E. M. S. and M. O. K. were supported by the Swedish Research Council (Grant Number 521-2011-3442). The NONMEM license used was supported in part by the Australian Centre of Pharmacometrics. A portion of the computations was performed on resources provided by the Swedish National Infrastructure for Computing (SNIC) at UPPMAX.
S. H. and M. O. K. received consulting fees for a project from Tibotec (now Janssen) in 2009. During the analysis, P. V. was a paid employee of Janssen. All other authors: none to declare.
S. H. collected data, performed the analysis, interpreted results and drafted the manuscript. E. M. S. and R. N. contributed to data analysis and manuscript review. H. M. and M. O. K. developed the study concept, interpreted study results and reviewed the manuscript. B. F., M. H. W., S. B., C. A. P., K. G., C. F., A. P., P. V. and P. L. O. contributed data and reviewed the manuscript.
The content is solely the responsibility of the authors and does not necessarily represent the official views of the National Institute of Allergy and Infectious Diseases or the National Institutes of Health, the Centers for Disease Control and Prevention, Johns Hopkins Adult.

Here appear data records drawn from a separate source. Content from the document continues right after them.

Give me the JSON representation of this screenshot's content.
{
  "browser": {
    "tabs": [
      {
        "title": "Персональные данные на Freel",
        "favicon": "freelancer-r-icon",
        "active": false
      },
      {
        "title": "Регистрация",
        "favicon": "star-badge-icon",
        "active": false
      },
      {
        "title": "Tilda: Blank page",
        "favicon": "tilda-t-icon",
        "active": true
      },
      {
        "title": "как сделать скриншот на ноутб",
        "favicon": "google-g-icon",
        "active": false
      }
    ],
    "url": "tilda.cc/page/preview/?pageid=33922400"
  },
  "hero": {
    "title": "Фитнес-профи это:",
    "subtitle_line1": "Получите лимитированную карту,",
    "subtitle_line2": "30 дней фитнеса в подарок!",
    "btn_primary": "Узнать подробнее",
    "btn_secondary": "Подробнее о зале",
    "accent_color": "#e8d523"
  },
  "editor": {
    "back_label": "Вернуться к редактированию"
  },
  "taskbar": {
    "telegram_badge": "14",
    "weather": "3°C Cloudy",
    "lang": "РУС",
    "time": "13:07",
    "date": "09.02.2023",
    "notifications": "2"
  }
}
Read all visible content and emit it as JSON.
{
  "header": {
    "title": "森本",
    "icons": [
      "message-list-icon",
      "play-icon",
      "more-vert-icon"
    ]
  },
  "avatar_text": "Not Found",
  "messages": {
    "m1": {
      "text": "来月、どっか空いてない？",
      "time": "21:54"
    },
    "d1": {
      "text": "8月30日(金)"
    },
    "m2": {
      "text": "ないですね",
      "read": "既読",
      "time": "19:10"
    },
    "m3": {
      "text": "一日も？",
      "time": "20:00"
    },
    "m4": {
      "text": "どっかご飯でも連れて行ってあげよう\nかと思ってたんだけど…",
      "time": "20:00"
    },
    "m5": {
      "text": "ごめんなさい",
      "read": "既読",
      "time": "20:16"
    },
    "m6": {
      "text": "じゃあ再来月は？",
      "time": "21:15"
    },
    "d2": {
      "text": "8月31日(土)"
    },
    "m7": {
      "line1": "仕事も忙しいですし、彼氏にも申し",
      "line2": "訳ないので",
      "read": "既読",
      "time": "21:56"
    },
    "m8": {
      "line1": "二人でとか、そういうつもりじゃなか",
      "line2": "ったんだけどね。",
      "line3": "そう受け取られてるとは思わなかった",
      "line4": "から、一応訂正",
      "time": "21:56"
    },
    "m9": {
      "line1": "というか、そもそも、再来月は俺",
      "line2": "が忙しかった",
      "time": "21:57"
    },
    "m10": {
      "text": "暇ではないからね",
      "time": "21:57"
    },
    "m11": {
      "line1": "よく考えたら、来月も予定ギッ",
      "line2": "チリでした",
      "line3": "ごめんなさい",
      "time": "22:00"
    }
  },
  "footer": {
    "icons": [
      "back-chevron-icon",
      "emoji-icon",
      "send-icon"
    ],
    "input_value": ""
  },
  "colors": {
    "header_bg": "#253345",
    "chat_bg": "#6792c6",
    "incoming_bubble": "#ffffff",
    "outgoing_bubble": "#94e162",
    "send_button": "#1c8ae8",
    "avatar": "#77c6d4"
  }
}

P. L. O. is a staff member of the World Health Organization (WHO); the authors alone are responsible for the views expressed in this publication and they do not necessarily represent the decisions, policy or views of the WHO.
We thank all collaborators in this project who invested time and effort in retrieving data. We are grateful to Pfizer, Tibotec (Janssen), Roche and Abbott (Abbvie) for their time and effort in contributing data to this study. Martin Agback at UPPMAX provided assistance about technical aspects of making NONMEM run on the UPPMAX resources.